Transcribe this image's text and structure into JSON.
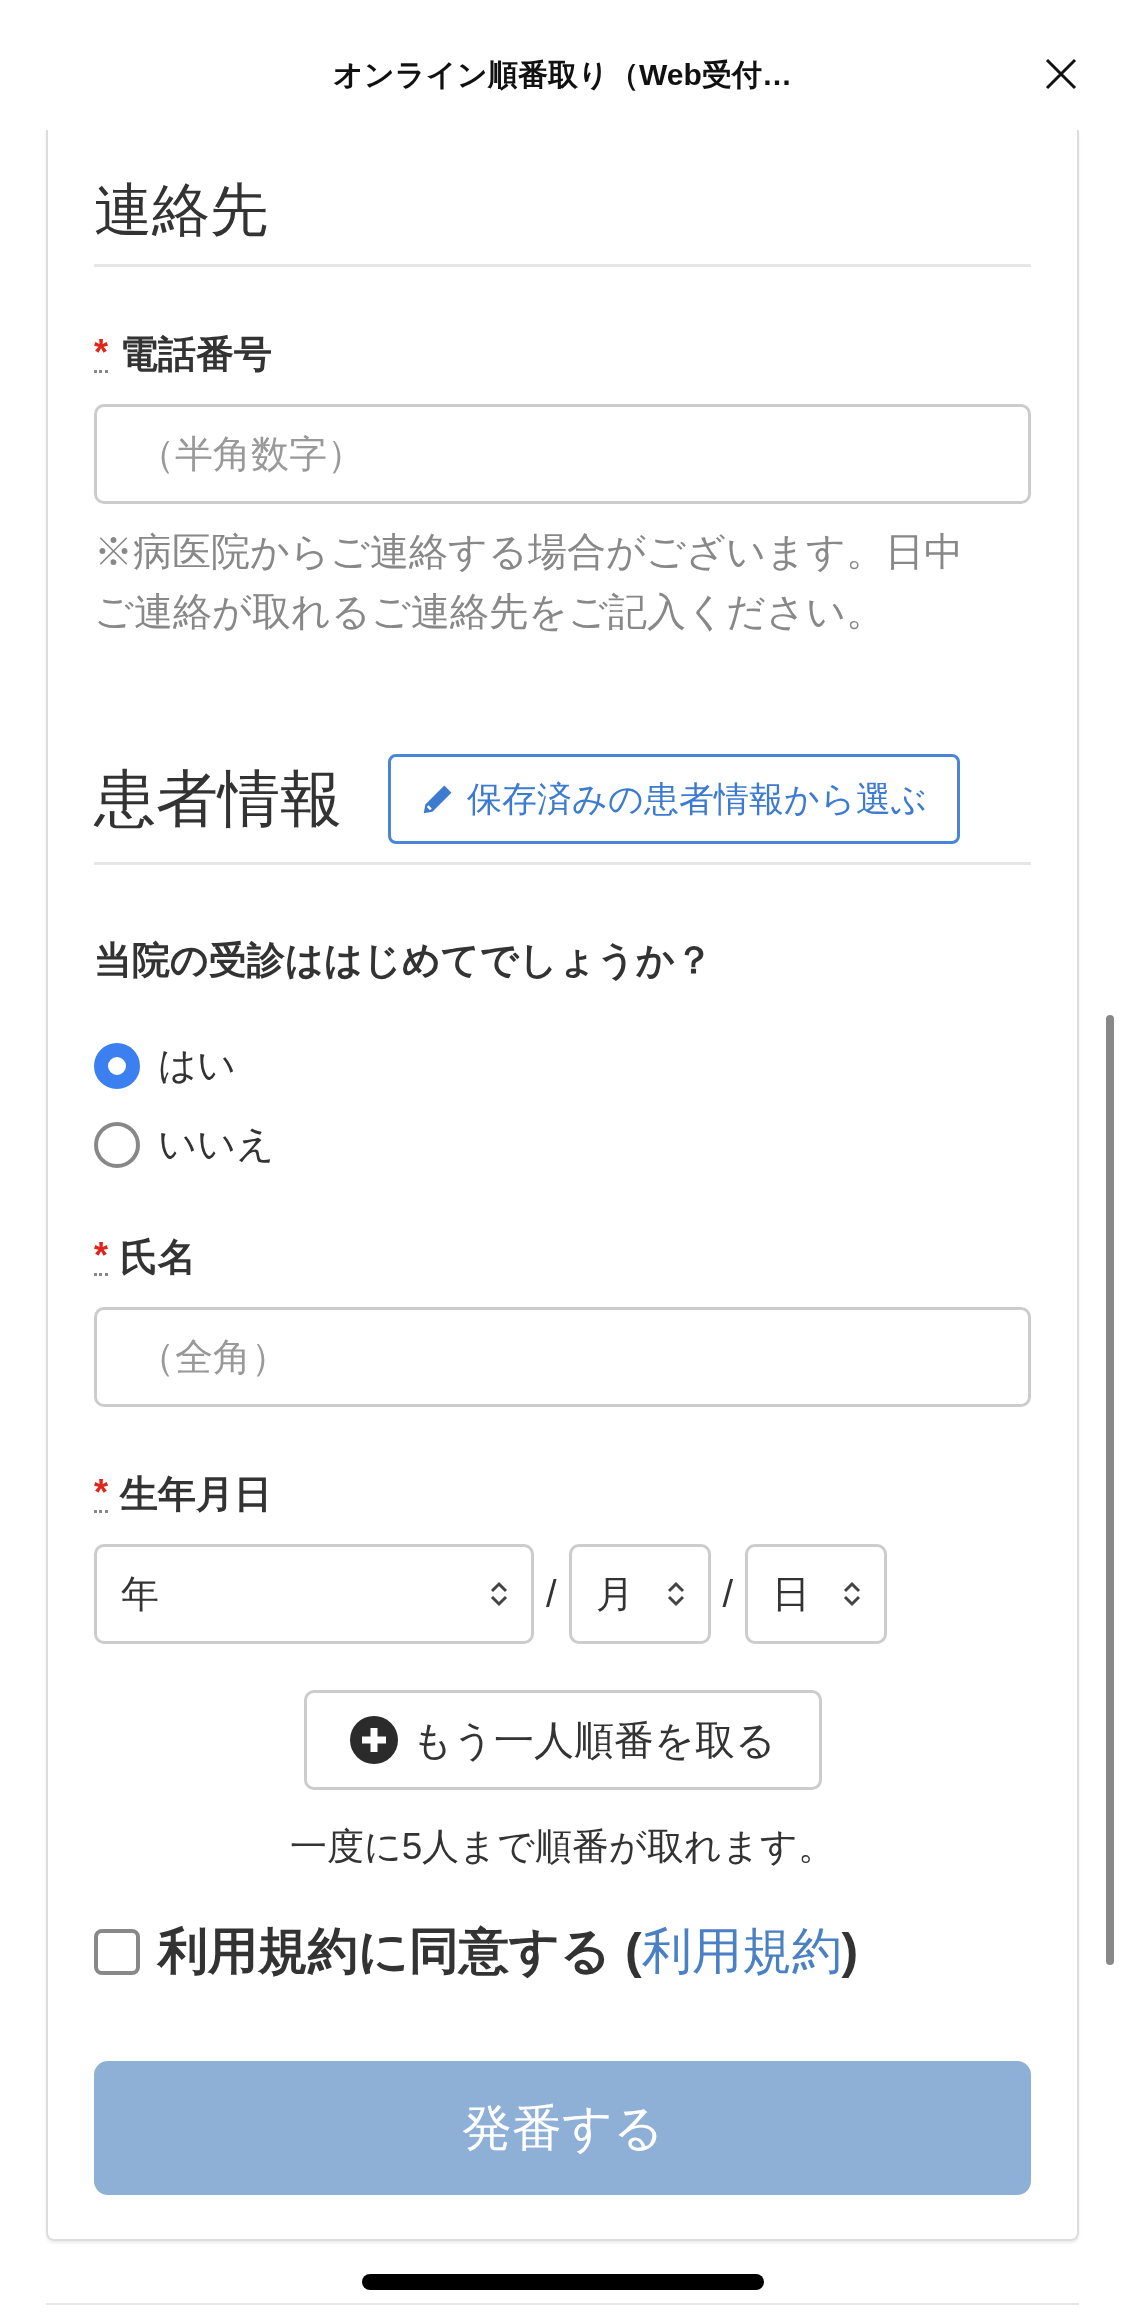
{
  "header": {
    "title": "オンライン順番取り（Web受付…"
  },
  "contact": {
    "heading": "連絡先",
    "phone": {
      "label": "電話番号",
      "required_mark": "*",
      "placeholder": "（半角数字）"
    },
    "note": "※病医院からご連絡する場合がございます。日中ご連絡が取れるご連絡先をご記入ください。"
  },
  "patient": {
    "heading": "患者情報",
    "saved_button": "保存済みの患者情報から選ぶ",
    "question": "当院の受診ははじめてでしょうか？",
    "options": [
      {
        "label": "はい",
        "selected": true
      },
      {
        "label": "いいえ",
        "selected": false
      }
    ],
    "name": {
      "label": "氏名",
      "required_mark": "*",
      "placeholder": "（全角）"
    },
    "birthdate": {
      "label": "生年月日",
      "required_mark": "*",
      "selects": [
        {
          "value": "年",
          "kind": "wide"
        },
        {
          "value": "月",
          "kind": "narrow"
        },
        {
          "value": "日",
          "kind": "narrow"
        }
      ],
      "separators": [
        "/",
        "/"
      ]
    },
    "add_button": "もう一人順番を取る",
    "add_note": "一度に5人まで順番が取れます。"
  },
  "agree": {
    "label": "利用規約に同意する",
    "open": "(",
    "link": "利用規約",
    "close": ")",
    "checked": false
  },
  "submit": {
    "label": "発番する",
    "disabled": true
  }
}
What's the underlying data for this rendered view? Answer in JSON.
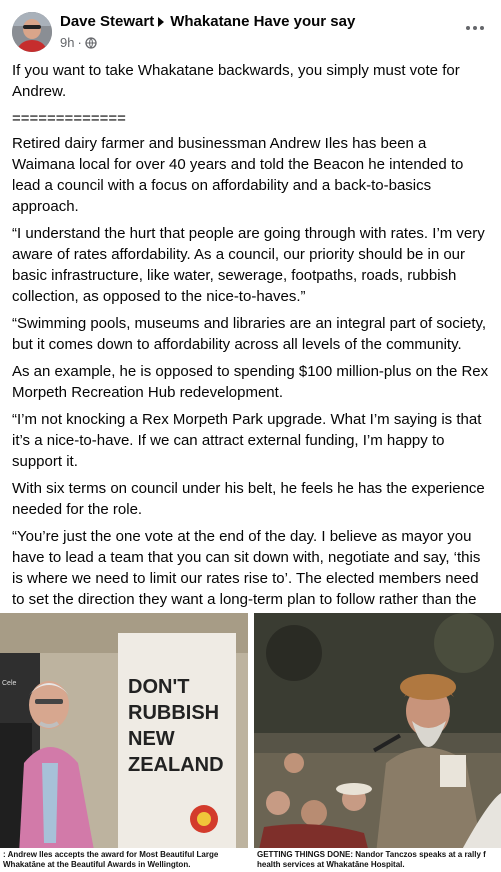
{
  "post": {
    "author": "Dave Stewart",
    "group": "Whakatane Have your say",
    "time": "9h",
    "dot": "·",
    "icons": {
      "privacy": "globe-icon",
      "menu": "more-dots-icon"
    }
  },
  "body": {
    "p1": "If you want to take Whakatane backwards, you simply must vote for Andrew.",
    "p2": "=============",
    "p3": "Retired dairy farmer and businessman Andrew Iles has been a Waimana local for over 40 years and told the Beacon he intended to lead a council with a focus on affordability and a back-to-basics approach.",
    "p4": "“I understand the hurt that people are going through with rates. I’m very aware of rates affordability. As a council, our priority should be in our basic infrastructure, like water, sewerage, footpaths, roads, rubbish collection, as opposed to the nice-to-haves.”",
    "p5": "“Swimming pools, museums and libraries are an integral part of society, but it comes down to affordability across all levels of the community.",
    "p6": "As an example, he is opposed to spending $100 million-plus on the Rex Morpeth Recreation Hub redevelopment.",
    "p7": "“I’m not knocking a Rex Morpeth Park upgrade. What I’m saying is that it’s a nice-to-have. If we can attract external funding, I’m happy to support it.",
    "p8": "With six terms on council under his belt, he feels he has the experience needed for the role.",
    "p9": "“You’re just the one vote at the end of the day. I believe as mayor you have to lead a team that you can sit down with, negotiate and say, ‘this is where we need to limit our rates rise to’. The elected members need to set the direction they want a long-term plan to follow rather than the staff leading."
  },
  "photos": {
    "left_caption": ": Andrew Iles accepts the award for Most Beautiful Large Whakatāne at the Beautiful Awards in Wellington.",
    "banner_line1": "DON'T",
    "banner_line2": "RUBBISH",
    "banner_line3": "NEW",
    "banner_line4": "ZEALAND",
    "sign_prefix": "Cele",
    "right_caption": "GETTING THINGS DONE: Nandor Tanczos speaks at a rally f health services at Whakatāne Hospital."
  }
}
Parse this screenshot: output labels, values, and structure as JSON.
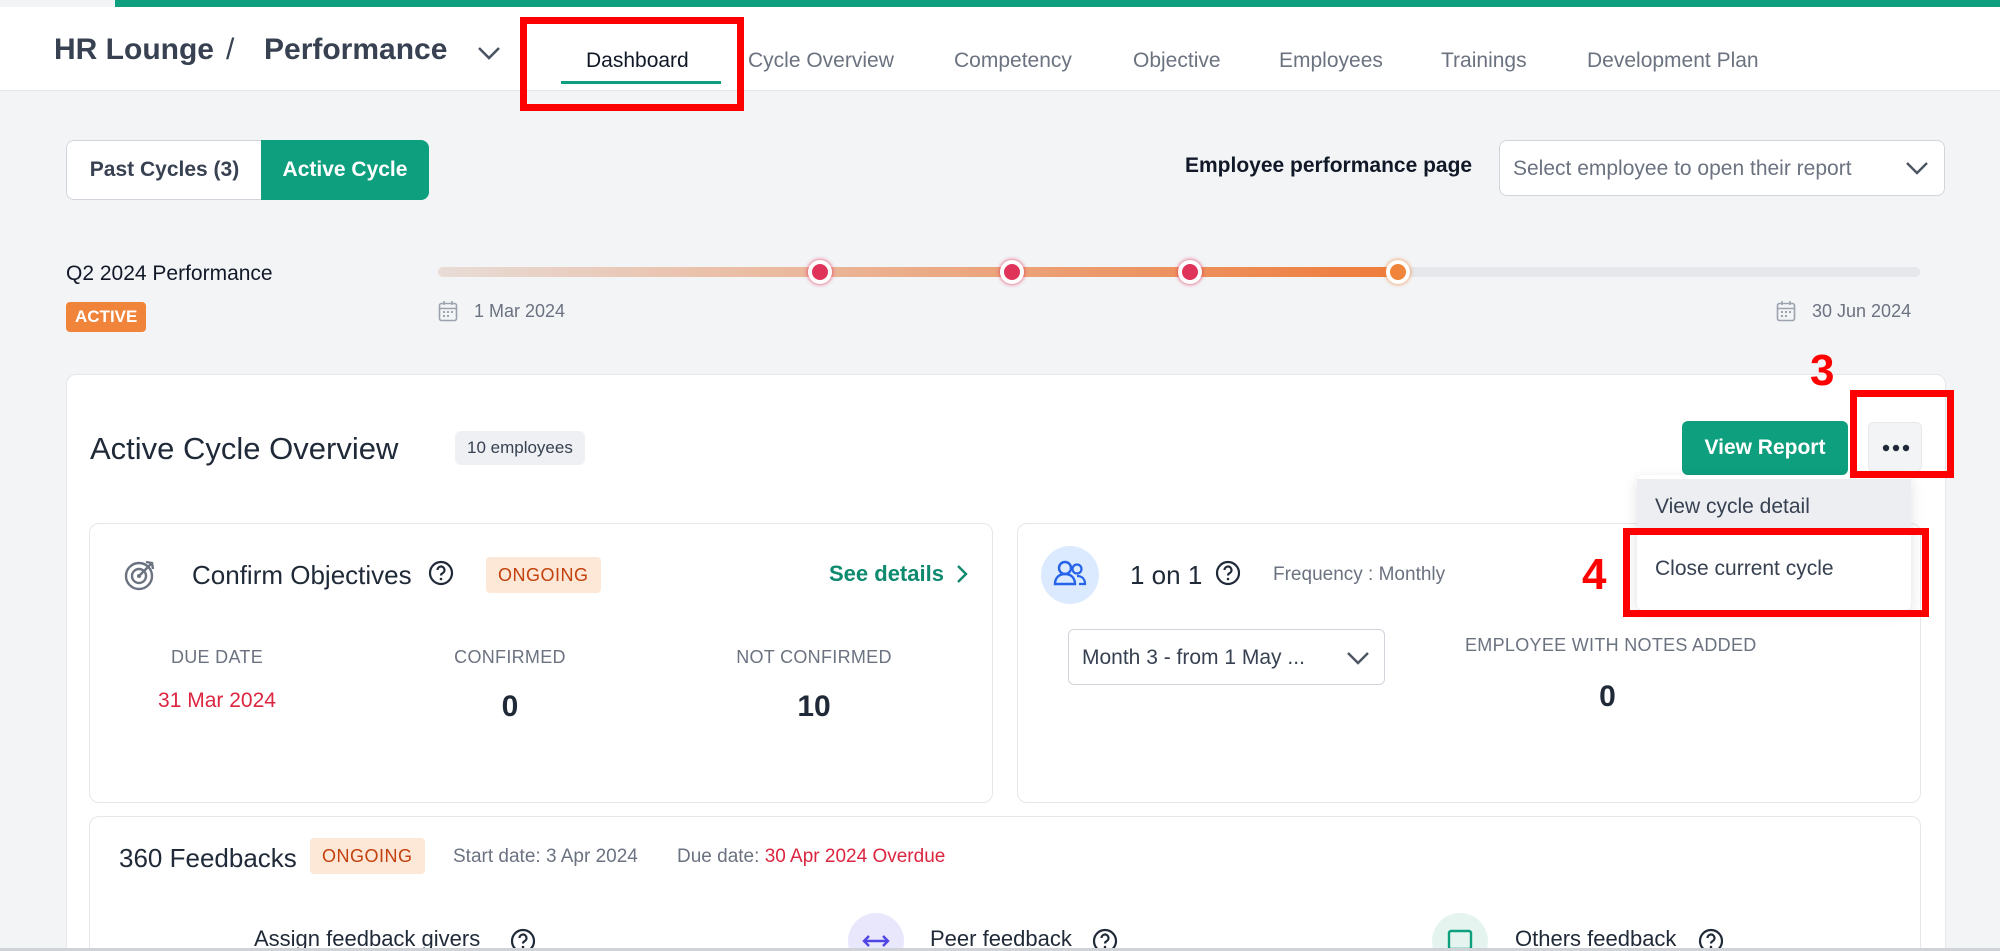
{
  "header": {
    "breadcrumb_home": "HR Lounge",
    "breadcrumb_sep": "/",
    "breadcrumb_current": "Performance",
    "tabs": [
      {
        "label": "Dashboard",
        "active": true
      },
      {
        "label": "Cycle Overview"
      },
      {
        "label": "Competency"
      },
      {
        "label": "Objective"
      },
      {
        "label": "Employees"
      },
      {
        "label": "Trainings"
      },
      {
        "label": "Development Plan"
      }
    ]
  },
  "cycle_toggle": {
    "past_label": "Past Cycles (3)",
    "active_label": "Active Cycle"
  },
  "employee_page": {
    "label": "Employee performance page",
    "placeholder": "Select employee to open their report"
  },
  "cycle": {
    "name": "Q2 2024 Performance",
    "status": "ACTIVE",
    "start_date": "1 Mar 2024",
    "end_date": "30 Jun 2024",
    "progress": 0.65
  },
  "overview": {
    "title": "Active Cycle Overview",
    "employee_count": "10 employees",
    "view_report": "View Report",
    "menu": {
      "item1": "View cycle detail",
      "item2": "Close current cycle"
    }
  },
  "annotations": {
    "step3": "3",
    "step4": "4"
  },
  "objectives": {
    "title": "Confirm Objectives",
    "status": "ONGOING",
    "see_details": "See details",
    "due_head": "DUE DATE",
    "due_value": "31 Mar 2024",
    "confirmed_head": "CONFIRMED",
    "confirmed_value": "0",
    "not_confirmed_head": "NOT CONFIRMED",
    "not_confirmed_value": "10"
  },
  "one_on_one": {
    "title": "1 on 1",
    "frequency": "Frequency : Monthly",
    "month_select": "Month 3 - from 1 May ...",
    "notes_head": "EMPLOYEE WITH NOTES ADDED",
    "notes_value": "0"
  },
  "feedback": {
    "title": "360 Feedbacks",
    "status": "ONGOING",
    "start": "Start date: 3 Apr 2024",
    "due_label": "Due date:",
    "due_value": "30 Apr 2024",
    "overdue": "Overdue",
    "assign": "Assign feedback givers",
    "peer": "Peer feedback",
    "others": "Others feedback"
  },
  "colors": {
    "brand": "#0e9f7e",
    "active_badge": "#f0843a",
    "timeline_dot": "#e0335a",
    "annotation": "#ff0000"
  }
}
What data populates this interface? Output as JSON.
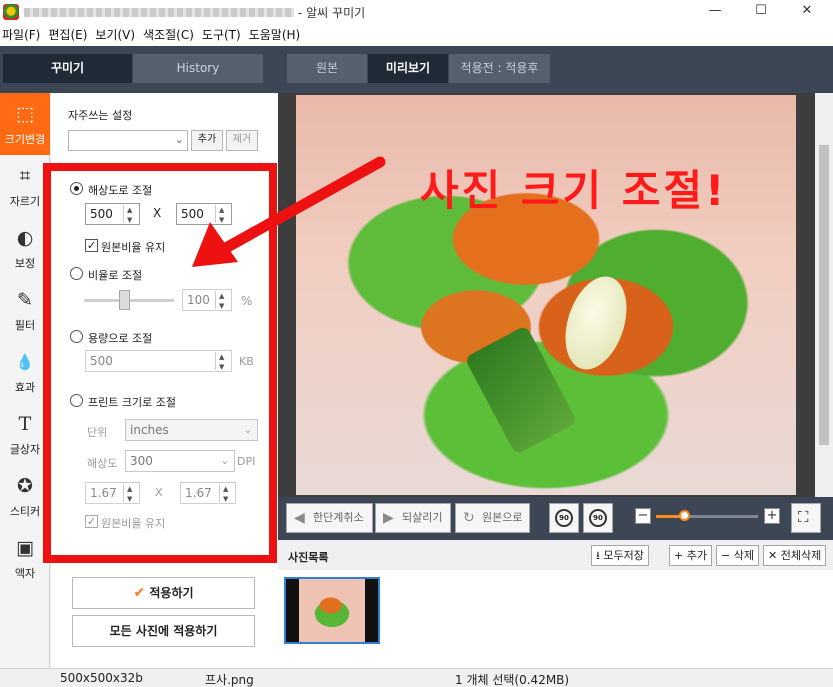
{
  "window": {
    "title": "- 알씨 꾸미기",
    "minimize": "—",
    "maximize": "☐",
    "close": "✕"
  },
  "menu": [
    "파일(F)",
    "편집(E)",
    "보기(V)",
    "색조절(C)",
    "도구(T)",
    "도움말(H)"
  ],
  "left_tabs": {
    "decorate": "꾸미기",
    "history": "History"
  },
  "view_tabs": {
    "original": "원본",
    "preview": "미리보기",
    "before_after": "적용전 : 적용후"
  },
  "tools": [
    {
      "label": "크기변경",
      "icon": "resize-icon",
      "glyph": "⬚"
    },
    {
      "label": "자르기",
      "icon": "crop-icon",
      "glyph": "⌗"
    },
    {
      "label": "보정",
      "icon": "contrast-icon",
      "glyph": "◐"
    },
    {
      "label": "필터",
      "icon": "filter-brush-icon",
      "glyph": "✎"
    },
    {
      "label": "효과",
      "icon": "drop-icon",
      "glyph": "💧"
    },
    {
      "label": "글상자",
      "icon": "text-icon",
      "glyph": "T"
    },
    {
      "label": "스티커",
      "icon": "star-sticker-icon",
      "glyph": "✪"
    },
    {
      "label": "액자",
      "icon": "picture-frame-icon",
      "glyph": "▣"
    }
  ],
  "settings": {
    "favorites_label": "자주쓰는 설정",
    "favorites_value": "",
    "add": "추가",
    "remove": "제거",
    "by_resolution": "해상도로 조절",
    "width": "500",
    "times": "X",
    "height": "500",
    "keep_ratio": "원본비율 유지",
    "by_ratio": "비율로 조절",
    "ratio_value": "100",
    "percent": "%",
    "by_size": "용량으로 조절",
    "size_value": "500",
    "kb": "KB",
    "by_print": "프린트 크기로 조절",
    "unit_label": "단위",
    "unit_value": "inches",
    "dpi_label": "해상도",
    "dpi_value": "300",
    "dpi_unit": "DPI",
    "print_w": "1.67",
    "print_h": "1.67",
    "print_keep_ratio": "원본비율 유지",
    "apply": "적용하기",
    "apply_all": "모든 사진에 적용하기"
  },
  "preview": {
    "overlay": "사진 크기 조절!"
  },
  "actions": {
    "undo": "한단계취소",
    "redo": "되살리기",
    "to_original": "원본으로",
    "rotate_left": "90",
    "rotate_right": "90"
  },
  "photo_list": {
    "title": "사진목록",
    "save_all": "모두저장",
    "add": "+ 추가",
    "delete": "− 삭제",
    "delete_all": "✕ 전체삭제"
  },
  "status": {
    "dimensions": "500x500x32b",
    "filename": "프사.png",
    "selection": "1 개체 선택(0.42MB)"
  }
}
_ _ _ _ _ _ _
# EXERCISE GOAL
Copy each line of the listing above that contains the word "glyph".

# OUTPUT OF THE TASK
      "glyph": "⬚"
      "glyph": "⌗"
      "glyph": "◐"
      "glyph": "✎"
      "glyph": "💧"
      "glyph": "T"
      "glyph": "✪"
      "glyph": "▣"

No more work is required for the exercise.